The upshot is that tightening jitters are abroad in markets once again; traders had hoped for a decent breathing space of around a year between the two events, but now June 2015 looks to be the starting point. Maybe Yellen is made of sterner stuff than her predecessor – it does look as if she is willing to stare down markets rather than being blindly carried along by events.
Retailer Next unveiled its now customary strong results, and it has surpassed M&S in profits for the first time. The recovery has been driven by consumer spending, and Next has done well out of this. Usually the shares pop by more than the 1.5% we’re seeing this morning, but the cautious outlook is keeping gains in check. Still it’s proven unwise to stand in the way of the Next share price over the last five years, even if £68 is still the level to beat.
Quiet has descended on the insurance sector after yesterday’s carnage, but it is unlikely to stay at rest. It is now up to the companies concerned to prove they’re not permanently hobbled by the annuities change in the Budget, and to convince investors that they’re still a worthwhile proposition.

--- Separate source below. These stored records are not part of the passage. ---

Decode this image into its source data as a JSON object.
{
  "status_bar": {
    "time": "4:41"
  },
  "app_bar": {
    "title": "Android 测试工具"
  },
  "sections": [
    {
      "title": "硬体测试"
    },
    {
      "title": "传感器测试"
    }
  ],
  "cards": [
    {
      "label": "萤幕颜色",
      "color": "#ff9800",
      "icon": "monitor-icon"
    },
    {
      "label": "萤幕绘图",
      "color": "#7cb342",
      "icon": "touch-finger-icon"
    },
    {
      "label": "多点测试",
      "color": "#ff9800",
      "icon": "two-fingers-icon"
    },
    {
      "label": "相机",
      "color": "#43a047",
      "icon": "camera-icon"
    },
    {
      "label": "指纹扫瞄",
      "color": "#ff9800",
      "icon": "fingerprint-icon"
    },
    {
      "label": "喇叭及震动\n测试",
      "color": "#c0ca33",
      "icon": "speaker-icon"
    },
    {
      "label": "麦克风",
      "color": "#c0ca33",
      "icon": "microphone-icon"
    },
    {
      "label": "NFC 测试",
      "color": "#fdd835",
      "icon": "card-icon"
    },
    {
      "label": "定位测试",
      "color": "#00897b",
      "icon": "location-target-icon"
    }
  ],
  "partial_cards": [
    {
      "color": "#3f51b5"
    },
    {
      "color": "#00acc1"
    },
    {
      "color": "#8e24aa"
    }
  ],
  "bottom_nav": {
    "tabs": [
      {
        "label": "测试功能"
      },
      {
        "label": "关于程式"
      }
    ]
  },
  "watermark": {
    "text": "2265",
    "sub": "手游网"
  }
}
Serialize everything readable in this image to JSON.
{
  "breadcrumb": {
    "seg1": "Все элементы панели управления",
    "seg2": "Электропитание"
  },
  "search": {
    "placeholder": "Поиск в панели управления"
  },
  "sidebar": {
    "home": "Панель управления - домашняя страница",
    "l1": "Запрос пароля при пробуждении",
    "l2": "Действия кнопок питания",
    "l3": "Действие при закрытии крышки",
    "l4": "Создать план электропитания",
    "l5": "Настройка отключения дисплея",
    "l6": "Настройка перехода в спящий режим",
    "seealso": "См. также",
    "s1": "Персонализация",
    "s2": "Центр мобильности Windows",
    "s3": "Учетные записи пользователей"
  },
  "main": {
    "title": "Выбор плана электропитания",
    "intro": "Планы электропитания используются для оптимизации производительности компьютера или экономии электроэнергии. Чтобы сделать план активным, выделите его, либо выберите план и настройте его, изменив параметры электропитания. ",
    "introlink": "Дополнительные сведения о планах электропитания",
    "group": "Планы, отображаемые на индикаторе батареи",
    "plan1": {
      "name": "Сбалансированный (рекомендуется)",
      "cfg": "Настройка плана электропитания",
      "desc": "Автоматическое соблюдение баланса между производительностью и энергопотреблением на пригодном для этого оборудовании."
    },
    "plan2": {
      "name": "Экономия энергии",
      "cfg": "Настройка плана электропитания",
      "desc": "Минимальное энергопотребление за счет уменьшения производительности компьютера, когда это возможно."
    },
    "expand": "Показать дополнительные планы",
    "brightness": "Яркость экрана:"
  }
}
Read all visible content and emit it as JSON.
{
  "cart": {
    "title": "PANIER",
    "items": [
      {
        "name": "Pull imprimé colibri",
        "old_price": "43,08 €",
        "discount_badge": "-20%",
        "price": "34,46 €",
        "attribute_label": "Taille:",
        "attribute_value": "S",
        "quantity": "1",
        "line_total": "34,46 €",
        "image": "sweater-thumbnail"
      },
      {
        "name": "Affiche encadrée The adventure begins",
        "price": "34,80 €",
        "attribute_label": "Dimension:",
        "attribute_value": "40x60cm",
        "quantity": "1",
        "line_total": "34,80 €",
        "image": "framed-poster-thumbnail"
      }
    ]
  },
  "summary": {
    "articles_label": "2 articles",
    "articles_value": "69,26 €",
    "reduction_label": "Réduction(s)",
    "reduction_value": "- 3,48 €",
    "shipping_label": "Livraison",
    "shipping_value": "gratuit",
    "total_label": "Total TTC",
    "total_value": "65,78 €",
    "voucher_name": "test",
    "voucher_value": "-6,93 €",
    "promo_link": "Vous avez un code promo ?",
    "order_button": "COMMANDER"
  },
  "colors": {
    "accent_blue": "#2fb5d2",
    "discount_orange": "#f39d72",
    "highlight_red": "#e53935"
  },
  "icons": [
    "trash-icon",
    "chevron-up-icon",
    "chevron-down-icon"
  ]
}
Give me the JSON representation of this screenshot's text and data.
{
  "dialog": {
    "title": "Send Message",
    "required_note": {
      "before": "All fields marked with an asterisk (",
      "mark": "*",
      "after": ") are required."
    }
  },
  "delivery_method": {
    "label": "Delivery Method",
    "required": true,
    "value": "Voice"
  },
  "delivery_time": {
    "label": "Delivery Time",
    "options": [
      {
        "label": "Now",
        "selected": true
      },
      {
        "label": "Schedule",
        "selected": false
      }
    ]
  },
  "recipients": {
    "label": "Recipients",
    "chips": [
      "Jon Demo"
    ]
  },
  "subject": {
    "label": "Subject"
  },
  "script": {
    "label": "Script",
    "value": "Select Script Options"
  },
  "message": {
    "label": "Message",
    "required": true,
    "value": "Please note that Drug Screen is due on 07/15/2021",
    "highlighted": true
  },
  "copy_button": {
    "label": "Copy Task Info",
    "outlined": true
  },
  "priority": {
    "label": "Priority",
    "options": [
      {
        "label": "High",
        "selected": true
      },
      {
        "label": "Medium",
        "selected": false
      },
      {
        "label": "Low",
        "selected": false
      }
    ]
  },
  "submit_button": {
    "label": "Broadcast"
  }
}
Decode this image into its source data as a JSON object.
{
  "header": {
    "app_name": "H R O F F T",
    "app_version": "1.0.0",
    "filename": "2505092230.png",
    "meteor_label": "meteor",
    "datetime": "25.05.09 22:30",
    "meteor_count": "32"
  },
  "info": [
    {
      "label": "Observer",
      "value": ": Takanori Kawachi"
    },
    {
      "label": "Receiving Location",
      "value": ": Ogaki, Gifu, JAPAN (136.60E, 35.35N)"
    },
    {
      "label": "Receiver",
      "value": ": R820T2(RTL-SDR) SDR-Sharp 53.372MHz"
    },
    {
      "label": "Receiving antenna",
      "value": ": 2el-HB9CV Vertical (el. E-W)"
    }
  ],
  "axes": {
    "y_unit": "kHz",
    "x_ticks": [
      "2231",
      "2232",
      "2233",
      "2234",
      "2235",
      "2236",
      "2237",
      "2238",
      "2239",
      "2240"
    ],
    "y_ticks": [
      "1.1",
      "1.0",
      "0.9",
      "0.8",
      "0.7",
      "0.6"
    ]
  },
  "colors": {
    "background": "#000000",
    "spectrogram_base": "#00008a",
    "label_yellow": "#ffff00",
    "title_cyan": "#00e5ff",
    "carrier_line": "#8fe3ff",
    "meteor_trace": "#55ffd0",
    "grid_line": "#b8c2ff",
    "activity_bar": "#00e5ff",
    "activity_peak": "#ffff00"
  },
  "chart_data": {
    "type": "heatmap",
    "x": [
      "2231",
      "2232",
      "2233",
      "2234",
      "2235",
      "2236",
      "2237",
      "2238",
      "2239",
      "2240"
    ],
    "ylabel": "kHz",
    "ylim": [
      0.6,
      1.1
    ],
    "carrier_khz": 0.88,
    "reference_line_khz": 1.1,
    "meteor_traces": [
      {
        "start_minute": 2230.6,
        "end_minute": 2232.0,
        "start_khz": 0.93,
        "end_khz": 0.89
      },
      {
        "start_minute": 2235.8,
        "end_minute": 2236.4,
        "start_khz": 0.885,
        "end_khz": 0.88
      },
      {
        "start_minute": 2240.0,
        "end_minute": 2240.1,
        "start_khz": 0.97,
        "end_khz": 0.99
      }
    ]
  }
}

It’s a busy afternoon for economic data in the US, with jobless claims, existing home sales and the Philly Fed all on the list. But the main effort will be concentrated in further parsing of the Fed statement. Ahead of the open, we expect the Dow Jones to start 25 points lower at 16,198.